Research Council (ERC) under the European Union’s Horizon
2020 research and innovation programme.
Grant agreement No. 834033 AN-ICON.

2022 Presence




Virtual reality and pictorial seeing

Grant Tavinor Lincoln University, New Zealand

When philosophers have approached virtual reality, they have almost always done so through the lens of metaphysics, asking questions about the reality of virtual objects and worlds, about the value of such things, and indeed, about how they may reshape our understanding of the “real” world. In this paper I argue that this approach is fundamentally mistaken and that much of the cultural and metaphysical hype around virtual reality is undeserved. But this does not mean that virtual reality is illusory or uninteresting; on the contrary, it is significant for the altogether different reason that it overturns our understanding of how representational media can function and what we can use them to achieve. VR is a picturing technology, and stereoscopic VR headsets involve a kind of picturing in which users see visual scenes through a depictive surface. However, a problem for this account is to explain whether and how VR visual media involve a kind of “seeing in” typical of some “twofold” theories of picture perception, given that virtual media differ in certain important respects from other pictures. I will argue that these differences can be accommodated by a theory of VR picturing, but that this accommodation may necessitate changing our assumptions about how pictures can function.

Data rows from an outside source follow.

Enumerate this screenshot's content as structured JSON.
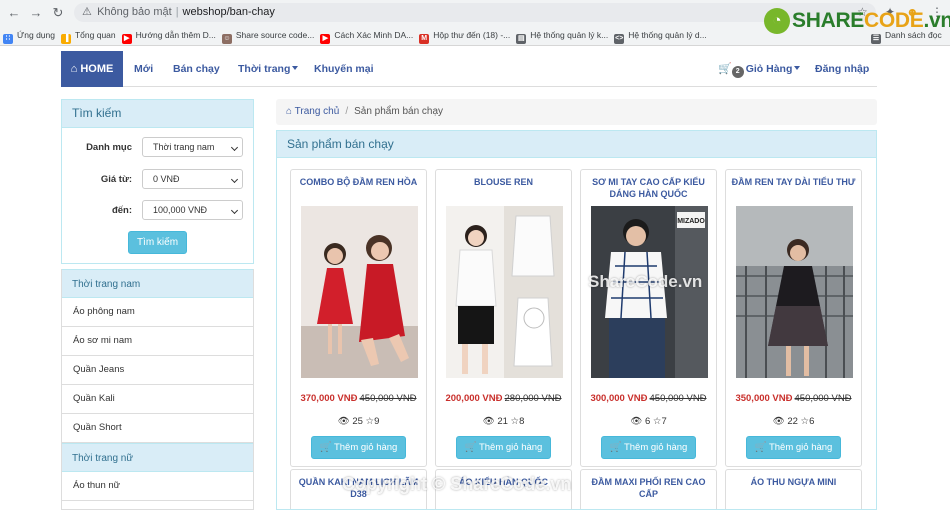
{
  "browser": {
    "security": "Không bảo mật",
    "url": "webshop/ban-chay",
    "bookmarks": [
      {
        "label": "Ứng dụng",
        "icon": "apps-grid-icon",
        "color": "#4285f4"
      },
      {
        "label": "Tổng quan",
        "icon": "analytics-icon",
        "color": "#f9ab00"
      },
      {
        "label": "Hướng dẫn thêm D...",
        "icon": "youtube-icon",
        "color": "#ff0000"
      },
      {
        "label": "Share source code...",
        "icon": "avatar-icon",
        "color": "#8d6e63"
      },
      {
        "label": "Cách Xác Minh DA...",
        "icon": "youtube-icon",
        "color": "#ff0000"
      },
      {
        "label": "Hộp thư đến (18) -...",
        "icon": "gmail-icon",
        "color": "#d93025"
      },
      {
        "label": "Hệ thống quản lý k...",
        "icon": "page-icon",
        "color": "#5f6368"
      },
      {
        "label": "Hệ thống quản lý d...",
        "icon": "code-icon",
        "color": "#5f6368"
      },
      {
        "label": "Danh sách đọc",
        "icon": "reading-list-icon",
        "color": "#5f6368"
      }
    ]
  },
  "logo": {
    "text_main": "SHARE",
    "text_accent": "CODE",
    "text_tail": ".vn",
    "brand_color": "#2a7d2b",
    "accent_color": "#e8a317"
  },
  "navbar": {
    "home": "HOME",
    "items": [
      "Mới",
      "Bán chạy",
      "Thời trang",
      "Khuyến mại"
    ],
    "cart_count": "2",
    "cart_label": "Giỏ Hàng",
    "login": "Đăng nhập",
    "accent": "#3c5aa0"
  },
  "search": {
    "title": "Tìm kiếm",
    "category_label": "Danh mục",
    "category_value": "Thời trang nam",
    "from_label": "Giá từ:",
    "from_value": "0 VNĐ",
    "to_label": "đến:",
    "to_value": "100,000 VNĐ",
    "button": "Tìm kiếm"
  },
  "categories": [
    {
      "title": "Thời trang nam",
      "items": [
        "Áo phông nam",
        "Áo sơ mi nam",
        "Quần Jeans",
        "Quần Kali",
        "Quần Short"
      ]
    },
    {
      "title": "Thời trang nữ",
      "items": [
        "Áo thun nữ"
      ]
    }
  ],
  "breadcrumb": {
    "home": "Trang chủ",
    "current": "Sản phẩm bán chạy"
  },
  "products_title": "Sản phẩm bán chạy",
  "products": [
    {
      "name": "COMBO BỘ ĐẦM REN HỒA",
      "price": "370,000 VNĐ",
      "old_price": "450,000 VNĐ",
      "views": "25",
      "stars": "9",
      "button": "Thêm giỏ hàng"
    },
    {
      "name": "BLOUSE REN",
      "price": "200,000 VNĐ",
      "old_price": "280,000 VNĐ",
      "views": "21",
      "stars": "8",
      "button": "Thêm giỏ hàng"
    },
    {
      "name": "SƠ MI TAY CAO CẤP KIỂU DÁNG HÀN QUỐC",
      "price": "300,000 VNĐ",
      "old_price": "450,000 VNĐ",
      "views": "6",
      "stars": "7",
      "button": "Thêm giỏ hàng"
    },
    {
      "name": "ĐẦM REN TAY DÀI TIỂU THƯ",
      "price": "350,000 VNĐ",
      "old_price": "450,000 VNĐ",
      "views": "22",
      "stars": "6",
      "button": "Thêm giỏ hàng"
    }
  ],
  "products_row2": [
    {
      "name": "QUẦN KAKI NAM LỊCH LÃM D38"
    },
    {
      "name": "ÁO KIỂU HÀN QUỐC"
    },
    {
      "name": "ĐẦM MAXI PHỐI REN CAO CẤP"
    },
    {
      "name": "ÁO THU NGỰA MINI"
    }
  ],
  "watermark": {
    "center": "ShareCode.vn",
    "bottom": "Copyright © ShareCode.vn"
  },
  "photo_brand": "MIZADO"
}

Grant Tavinor is senior lecturer in philosophy at Lincoln University, New Zealand. He is author of The Art of Videogames (Wiley, 2009) and The Aesthetics of Virtual Reality (Routledge, 2021), the editor with Jon Robson of The Aesthetics of Videogames (Routledge, 2018), and has published various other papers and book chapters on digital technology and aesthetics.